According to the Census Bureau, 56% of surviving spouses over age 65 are women. When it comes to estate planning for the surviving spouse, you can use your trust to give them extra protection.
Some couples prefer the simplicity of having everything go to the surviving spouse outright. If that is your preference, and you have an older trust, it is worth having it reviewed. The default option not that long ago was to set everyone up with an “A-B” trust, splitting the trust in two at the death of the first spouse. The estate tax reason for doing that has disappeared, leaving you free to update the trust to simplify things for your surviving spouse. But before you pick up the phone to make that change, read on.
Surviving Spouse’s Protection Trust
The trouble with the simple direct option is that if your surviving spouse can do anything she wants with the money, so can all her creditors and predators. So instead, we put the deceased spouse's part of the estate into a separate irrevocable trust.
With a separate trust, you can include a co-trustee. The co-trustee is there as a safeguard against creditors trying to reach the money. But what happens when mom is ready to buy a new car, and the co-trustee says, “no”? Mom gets to say two important words to the co-trustee, “You’re fired” and go find a new co-trustee.
The co-trustee gets to act as the “bad guy” and say no to all the creditors and predators that are trying to reach mom’s money.
Protecting the Kids Too
If mom finds a new special guy, the Protection Trust can be set up to protect that portion of the estate for the couple’s children. For example, the trust can expand the definition of “remarriage” to include spending the night with someone. Following that the trust can be set up to protect the principle for the duration of the relationship, or end that portion of the trust, and distribute the balance to the children.
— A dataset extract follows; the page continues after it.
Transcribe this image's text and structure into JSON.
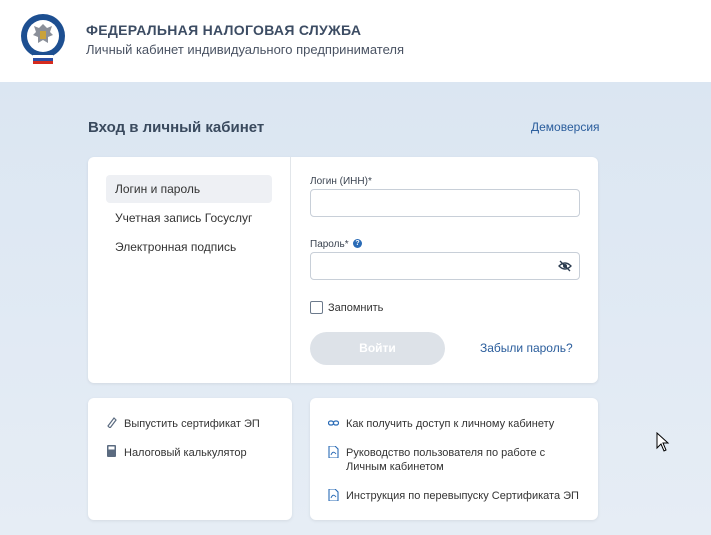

Families have different goals and priorities, and as the options above illustrate, not everyone will want the same thing for their family situation. It’s important to know what kind of plan you have, and have a conversation with your attorney about what your goals for the future look like.